A group of graduate students at Penn State was hard at work.
They weren't getting ready for an exam or preparing a paper for a conference. Instead, they were making signs and strategizing. Their goal is to unionize graduate assistants who work for Penn State.
Garret Ducharme is working toward a PhD in physics. He wants to see a union.
“I’ve noticed a lot of problems in my department, things like unequal pay, unequal teaching responsibilities, unequal work responsibilities among graduate students,” Ducharme said.
Ducharme and other grad assistants will vote in April on whether or not to unionize. The dates for voting have been tentatively set for April 10-13 at University Park; April 16 at Penn State Hershey; and April 17 at Penn State Harrisburg.
Katie Warczak is a grad student and spokeswoman for the Coalition of Graduate Employees. She said the coalition wants to make Penn State better.
“It’s about keeping the good in what we have and building up the university and the work that we love so much,” she said.
Health benefits, pay and greater transparency are some of the issues grad students point to. The university counters that it offers good health coverage, competitive stipends and opportunities for grad students to be heard.
In February of this year, a ruling from the Pennsylvania Labor Relations Board found that Penn State grad assistants can vote on unionizing. The decision will follow several years of organizing by grad students and opposition by the university.
Some grad assistants are against it too.
Pat Macko will graduate in May with a PhD. She’s had an assistantship, working 20 hours a week.
“For what I did for 20 hours I was treated extremely fairly over those three and a half years,” Macko said.
She has seen in the past how unions might have been needed, but thinks the conditions are good for grad assistants at Penn State.
“The students that have come to me that are trying to unionize cannot really explain in detail the benefits the GAs would have if they unionize," she said.
Graduate assistants work with faculty, either as teaching assistants or research assistants. The average stipend is about $22,000 this school year, along with health benefits and free tuition.
Chad Drexler doesn’t support the union either. He is working on a PhD in chemistry.
“I thoroughly enjoy the work that I do. I find myself thinking about it before bed every night," Drexler said. "I find myself thinking about it when I wake up. When you can find something you can think about for hours and hours every day, and it feels like work, but it doesn’t feel like work, you know you’ve found what you want to do.”
The university points to that type of in-depth work, saying it could be affected by a union. It argues the union could bargain over the number of hours graduate students spend on research, even if a project requires more time.
Regina Vasilatos-Younken is dean of the graduate school.
She said the unique relationship between faculty mentors and graduate students is the hallmark of graduate degrees. She said that means students work on unique research, their career goals and things that excite them.
“All of that is part of what makes it so distinctive to be in graduate school here and what we are so focused on wanting to preserve because it elevates the degree programs and the quality of what the students get,” she said.
She said there are a number of ways for grad assistants to address problems that do come up.
“We are here for every individual graduate student, and we are solely dedicated to their interests in finding solutions to these things,” she said.
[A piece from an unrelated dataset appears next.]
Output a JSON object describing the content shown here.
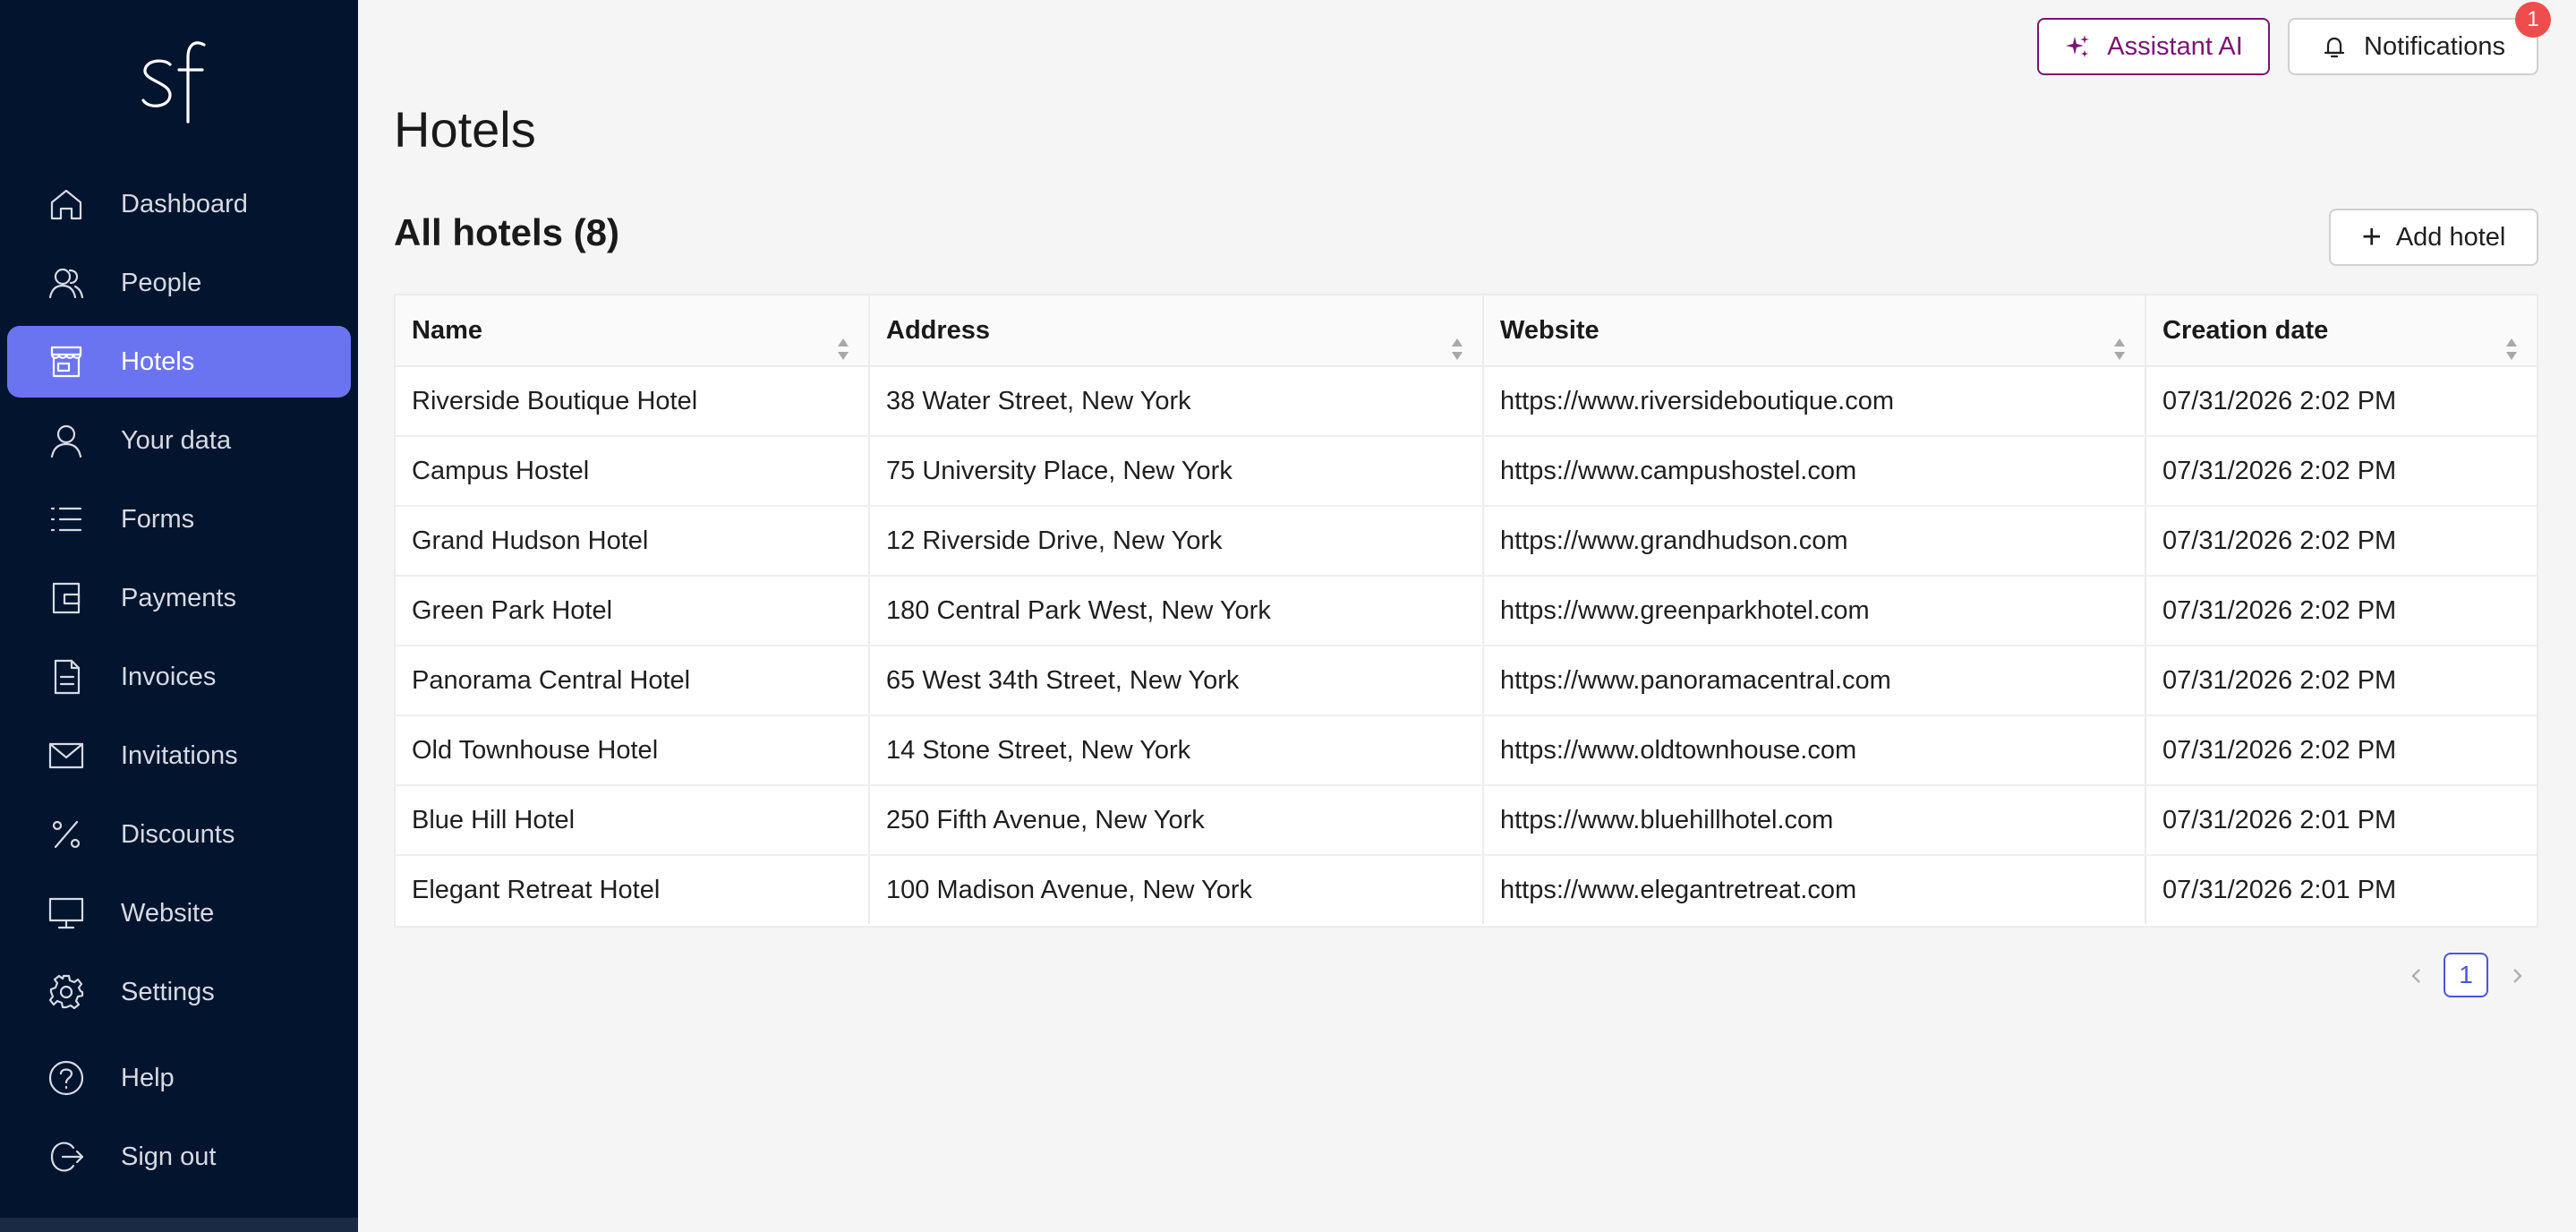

Gordon Lafer doesn’t agree with the university’s position. He’s a professor at the University of Oregon’s Labor Education and Research Center. He says there are "no significant downsides to grad unionization at public or private universities.”
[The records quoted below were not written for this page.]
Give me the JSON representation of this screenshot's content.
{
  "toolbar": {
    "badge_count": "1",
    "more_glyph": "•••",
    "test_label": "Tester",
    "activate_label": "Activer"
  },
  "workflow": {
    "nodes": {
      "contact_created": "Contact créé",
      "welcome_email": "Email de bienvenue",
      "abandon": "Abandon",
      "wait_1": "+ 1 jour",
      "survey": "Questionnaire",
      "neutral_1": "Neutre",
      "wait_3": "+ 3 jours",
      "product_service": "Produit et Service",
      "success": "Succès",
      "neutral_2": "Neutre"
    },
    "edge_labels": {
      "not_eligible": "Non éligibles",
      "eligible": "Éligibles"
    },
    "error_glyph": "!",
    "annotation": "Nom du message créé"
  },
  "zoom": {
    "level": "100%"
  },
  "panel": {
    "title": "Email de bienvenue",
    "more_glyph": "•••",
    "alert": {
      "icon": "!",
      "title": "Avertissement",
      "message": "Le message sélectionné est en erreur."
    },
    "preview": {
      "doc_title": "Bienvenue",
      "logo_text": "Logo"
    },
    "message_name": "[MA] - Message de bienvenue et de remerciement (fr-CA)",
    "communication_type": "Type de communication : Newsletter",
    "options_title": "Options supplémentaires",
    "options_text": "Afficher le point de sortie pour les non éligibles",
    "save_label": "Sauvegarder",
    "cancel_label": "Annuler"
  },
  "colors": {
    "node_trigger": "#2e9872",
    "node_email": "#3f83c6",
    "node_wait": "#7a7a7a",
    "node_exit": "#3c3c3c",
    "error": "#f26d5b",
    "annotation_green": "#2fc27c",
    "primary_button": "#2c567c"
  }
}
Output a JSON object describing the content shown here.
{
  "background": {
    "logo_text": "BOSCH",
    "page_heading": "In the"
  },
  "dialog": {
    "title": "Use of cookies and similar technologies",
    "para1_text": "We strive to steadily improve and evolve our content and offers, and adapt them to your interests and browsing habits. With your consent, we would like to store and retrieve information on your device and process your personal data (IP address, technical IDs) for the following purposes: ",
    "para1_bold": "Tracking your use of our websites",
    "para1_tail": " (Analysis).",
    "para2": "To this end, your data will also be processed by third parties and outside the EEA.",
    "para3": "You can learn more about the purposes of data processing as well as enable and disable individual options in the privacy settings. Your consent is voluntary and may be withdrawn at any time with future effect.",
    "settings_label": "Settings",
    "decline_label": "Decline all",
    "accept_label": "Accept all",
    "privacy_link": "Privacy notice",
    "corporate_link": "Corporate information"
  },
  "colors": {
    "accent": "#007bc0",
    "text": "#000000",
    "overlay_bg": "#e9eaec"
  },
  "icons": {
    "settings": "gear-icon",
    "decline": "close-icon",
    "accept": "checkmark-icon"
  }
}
Lafer said unions can take money out of the relationships between faculty and doctoral students, keeping the focus on scholarship and academic merit.
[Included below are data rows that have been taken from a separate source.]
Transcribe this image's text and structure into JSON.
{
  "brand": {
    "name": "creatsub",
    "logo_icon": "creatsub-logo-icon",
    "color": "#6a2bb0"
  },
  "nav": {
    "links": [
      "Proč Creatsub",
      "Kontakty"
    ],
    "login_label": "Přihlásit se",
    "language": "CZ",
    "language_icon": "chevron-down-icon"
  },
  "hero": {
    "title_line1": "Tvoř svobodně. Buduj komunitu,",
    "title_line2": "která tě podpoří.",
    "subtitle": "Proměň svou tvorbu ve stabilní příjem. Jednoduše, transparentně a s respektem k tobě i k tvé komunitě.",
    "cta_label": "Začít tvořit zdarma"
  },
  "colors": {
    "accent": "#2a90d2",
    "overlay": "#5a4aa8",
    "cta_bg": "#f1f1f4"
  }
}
Mary Bellman also supports the grad students. She is on the faculty in the School for Labor and Employment Relations at Penn State. She said a union would mean more protections, like being able to report misconduct without fear of retaliation.
“There’s nothing that I can imagine in a union contract that would prevent them from continuing to fulfill their role as students, and continue to be mentored, continue to perform their same duties,” Bellman said.
Bellman was one of the faculty and staff members at a rally the Coalition of Graduate Employees held recently in front of Old Main, the university’s administration building.
They’re hoping to gather enough support for a yes vote on unionization.
In fall 2017, there were about 4,300 graduate assistants, fellows and trainees across the University.
A date for a vote has not been set, but it is expected this semester.
Correction: Mary Bellman's name was originally misspelled. We apologize for the error.